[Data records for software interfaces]
....................
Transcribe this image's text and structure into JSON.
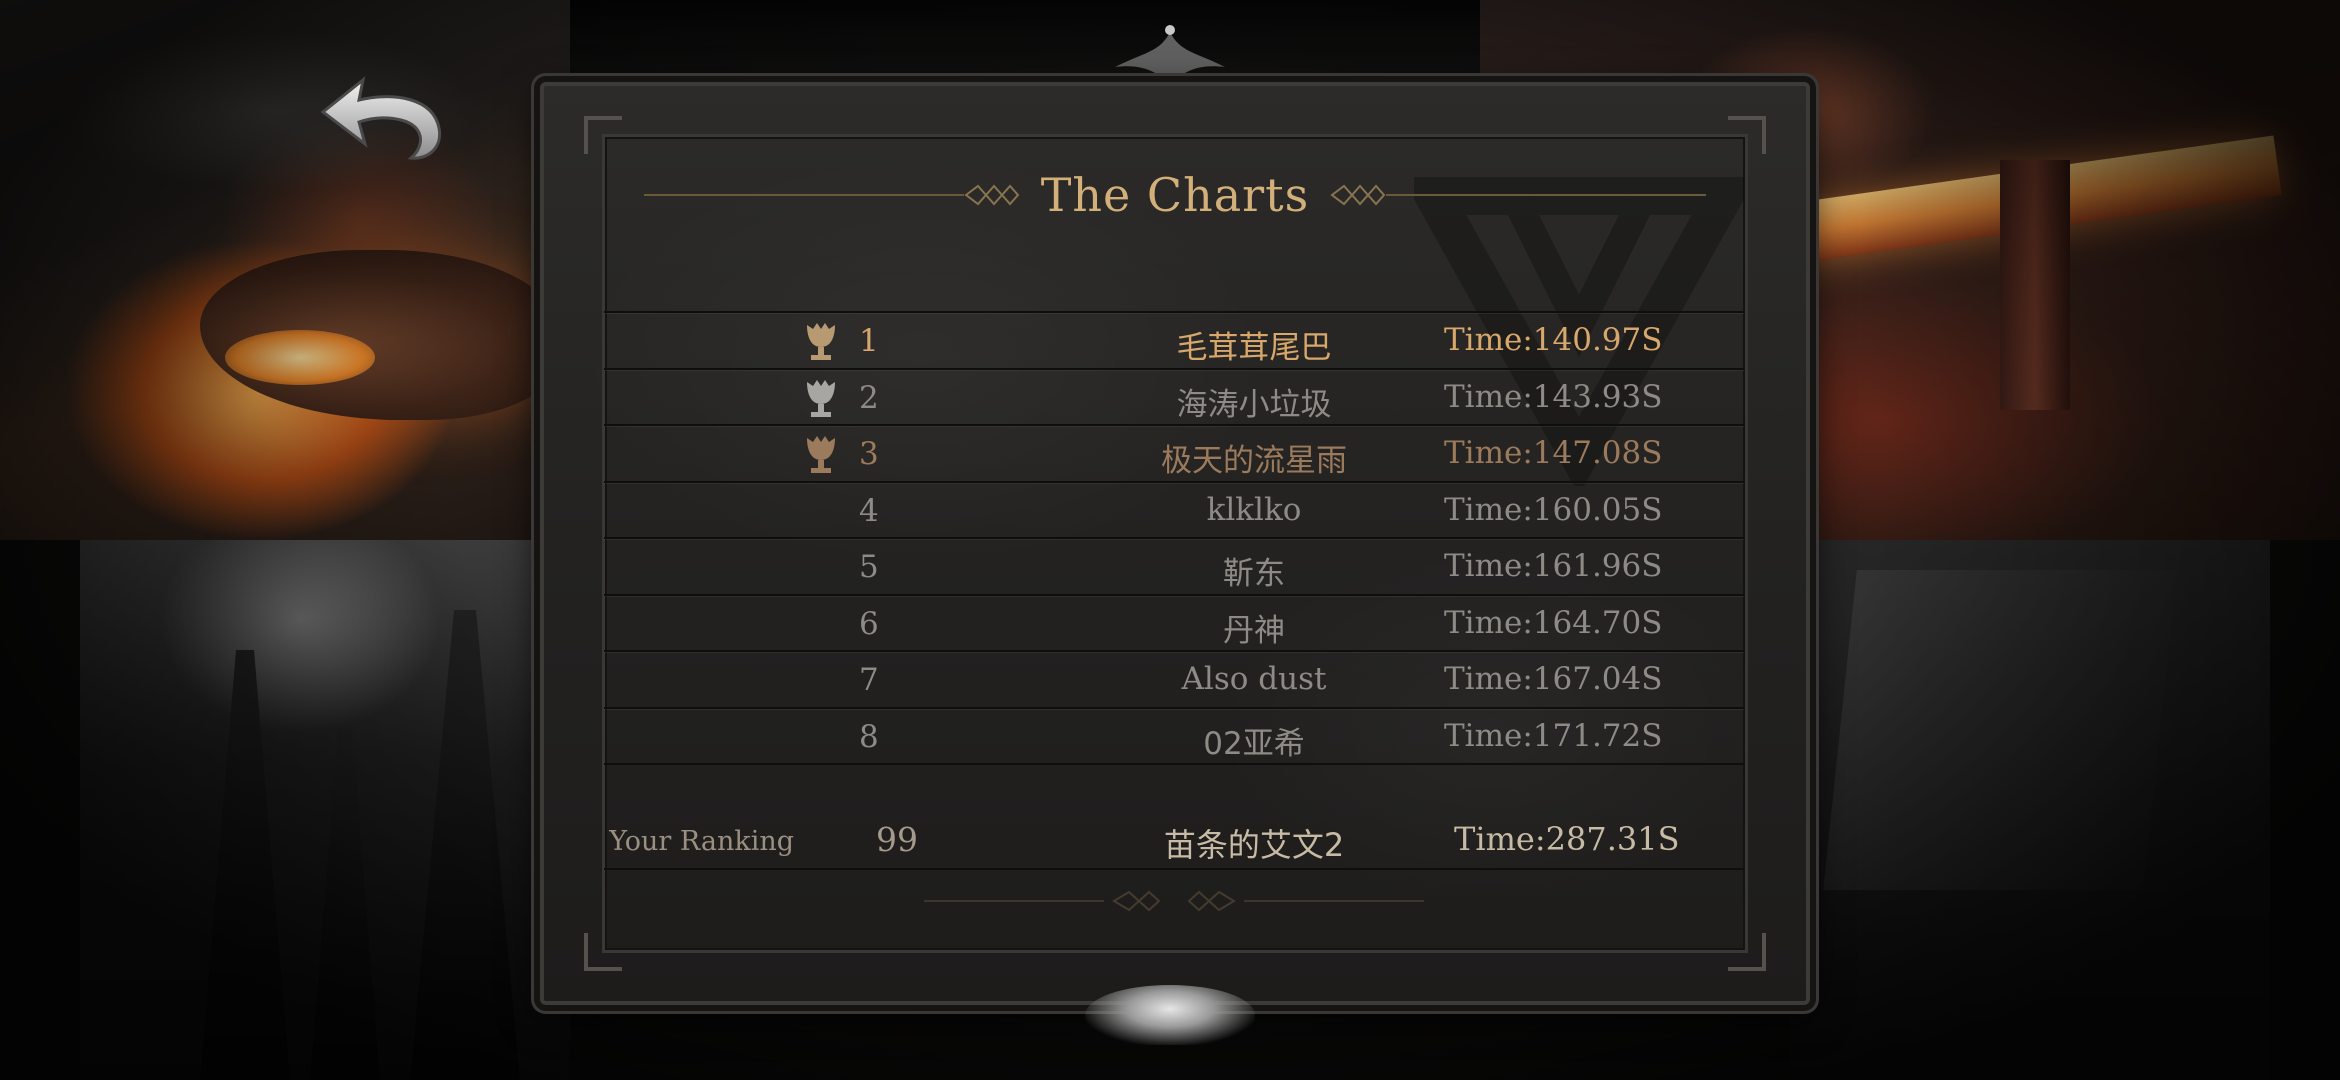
{
  "header": {
    "title": "The Charts"
  },
  "leaderboard": [
    {
      "rank": "1",
      "name": "毛茸茸尾巴",
      "time": "Time:140.97S",
      "trophy": "trophy-icon",
      "color": "#d8a76b"
    },
    {
      "rank": "2",
      "name": "海涛小垃圾",
      "time": "Time:143.93S",
      "trophy": "trophy-icon",
      "color": "#8e8b86"
    },
    {
      "rank": "3",
      "name": "极天的流星雨",
      "time": "Time:147.08S",
      "trophy": "trophy-icon",
      "color": "#9c7a5c"
    },
    {
      "rank": "4",
      "name": "klklko",
      "time": "Time:160.05S"
    },
    {
      "rank": "5",
      "name": "靳东",
      "time": "Time:161.96S"
    },
    {
      "rank": "6",
      "name": "丹神",
      "time": "Time:164.70S"
    },
    {
      "rank": "7",
      "name": "Also dust",
      "time": "Time:167.04S"
    },
    {
      "rank": "8",
      "name": "02亚希",
      "time": "Time:171.72S"
    }
  ],
  "your_ranking": {
    "label": "Your Ranking",
    "rank": "99",
    "name": "苗条的艾文2",
    "time": "Time:287.31S"
  },
  "icons": {
    "back": "back-arrow-icon",
    "watermark": "triangle-emblem-icon",
    "trophy": "trophy-icon"
  },
  "colors": {
    "title": "#d3b07a",
    "gold": "#d8a76b",
    "silver": "#8e8b86",
    "bronze": "#9c7a5c",
    "board": "#252423"
  }
}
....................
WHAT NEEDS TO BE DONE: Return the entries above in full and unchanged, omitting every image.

SOLUTION FOR THIS EXERCISE:
Transcribe this image's text and structure into JSON.
{
  "header": {
    "title": "The Charts"
  },
  "leaderboard": [
    {
      "rank": "1",
      "name": "毛茸茸尾巴",
      "time": "Time:140.97S",
      "trophy": "trophy-icon",
      "color": "#d8a76b"
    },
    {
      "rank": "2",
      "name": "海涛小垃圾",
      "time": "Time:143.93S",
      "trophy": "trophy-icon",
      "color": "#8e8b86"
    },
    {
      "rank": "3",
      "name": "极天的流星雨",
      "time": "Time:147.08S",
      "trophy": "trophy-icon",
      "color": "#9c7a5c"
    },
    {
      "rank": "4",
      "name": "klklko",
      "time": "Time:160.05S"
    },
    {
      "rank": "5",
      "name": "靳东",
      "time": "Time:161.96S"
    },
    {
      "rank": "6",
      "name": "丹神",
      "time": "Time:164.70S"
    },
    {
      "rank": "7",
      "name": "Also dust",
      "time": "Time:167.04S"
    },
    {
      "rank": "8",
      "name": "02亚希",
      "time": "Time:171.72S"
    }
  ],
  "your_ranking": {
    "label": "Your Ranking",
    "rank": "99",
    "name": "苗条的艾文2",
    "time": "Time:287.31S"
  },
  "icons": {
    "back": "back-arrow-icon",
    "watermark": "triangle-emblem-icon",
    "trophy": "trophy-icon"
  },
  "colors": {
    "title": "#d3b07a",
    "gold": "#d8a76b",
    "silver": "#8e8b86",
    "bronze": "#9c7a5c",
    "board": "#252423"
  }
}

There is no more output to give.